Table of Contents

Introduction: Women's Travel and Theory
Kristi Siegel

Part One - Gender

Chapter One
The Gaze of the Victorian Woman Traveler: Spectacle and Phenomena
Ruth Y. Jenkins - California State University-Fresno

Chapter Two
Lady Mary Montagu and the "Boundaries" of Europe 
Sukanya Banerjee - University of Wisconsin-Milwaukee

Chapter Three
Woman's Travel and the Rhetoric of Peril: It's Suicide to Be Abroad
Kristi Siegel - Mount Mary College

Chapter Four
The Daughters of Thelma and Louise: New? Aesthetics of the Road
Jessica Enevold - Göteborg University

Chapter Five
Women Writers and the Internal Combustion Engine: Passing Penelope Pitstop
Rachel A. Jennings - Antelope Valley College

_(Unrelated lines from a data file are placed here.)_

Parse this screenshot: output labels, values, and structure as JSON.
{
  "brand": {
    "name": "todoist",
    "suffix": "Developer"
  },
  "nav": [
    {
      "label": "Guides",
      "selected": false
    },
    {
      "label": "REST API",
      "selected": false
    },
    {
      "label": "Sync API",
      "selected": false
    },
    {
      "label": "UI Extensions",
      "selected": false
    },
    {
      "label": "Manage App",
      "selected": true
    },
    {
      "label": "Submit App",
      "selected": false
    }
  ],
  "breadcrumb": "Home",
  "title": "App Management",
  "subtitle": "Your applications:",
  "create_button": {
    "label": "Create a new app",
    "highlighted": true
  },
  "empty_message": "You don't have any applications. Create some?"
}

Part Two - Genre

Chapter Six
Frances Trollope's American and Anna Leonowens's Siam: Questionable Travel and Problematic Writing
Chu-chueh Cheng - National Chung-hsing University in Taiwan

Chapter Seven
Nancy Prince and her Gothic Odyssey: A Veiled Lady
Sarah Brusky -  University of Florida

Chapter Eight
Zilpha Elaw's Serial Domesticity: An Unsentimental Journey
Rosetta R. Haynes - Indiana State University

Chapter Nine
Women's Travel Writing and the Politics of Location: Somewhere In-Between
Heidi Slettedahl Macpherson - University of Central Lancashire

Chapter Ten
The Problem of Narrative and Authority: Catherine Oddie and Kate Karko
Corinne Fowler - 

Part Three - Identity

Chapter Eleven
A Protestant Critique of Catholicism: Frances Calderón de la Barca in Nineteenth-Century Mexico
Linda Ledford-Miller - University of Scranton

Chapter Twelve
Identity in Rosamond Lawrence's Indian Embers: "I Cannot Somehow Find Myself"
Terri A. Hasseler - Bryant College

Chapter Thirteen
American National Identity Abroad: The Travels of Nancy Prince
Kristin Fitzpatrick - Tunghai University

Chapter Fourteen
Alexandra David-Néel's Home in the Himalayas: Where the Heart Lies
Margaret McColley - University of Virginia

Chapter Fifteen
A Feminist Lens for Binx Bolling's Journey in The Moviegoer: Traveling Toward Wholeness
Kathleen Scullin - Mount Mary College



is Associate Professor and Chair of English (and the Languages, Literature, and Communication Division) at Mount Mary College in Wisconsin; she earned her Ph.D. in Modern Studies from the University of Wisconsin-Milwaukee. She is the author of Women's Autobiographies, Culture, Feminism (Peter Lang, 2001), and editor of  a collection of essays about travel writing, Issues in Travel Writing: Empire, Spectacle, and Displacement  (Peter Lang, 2002). She also serves as general editor for the book series Travel Writing Across the Disciplines (Peter Lang), and has published various articles on postmodern, feminist, cultural, and autobiographical theory.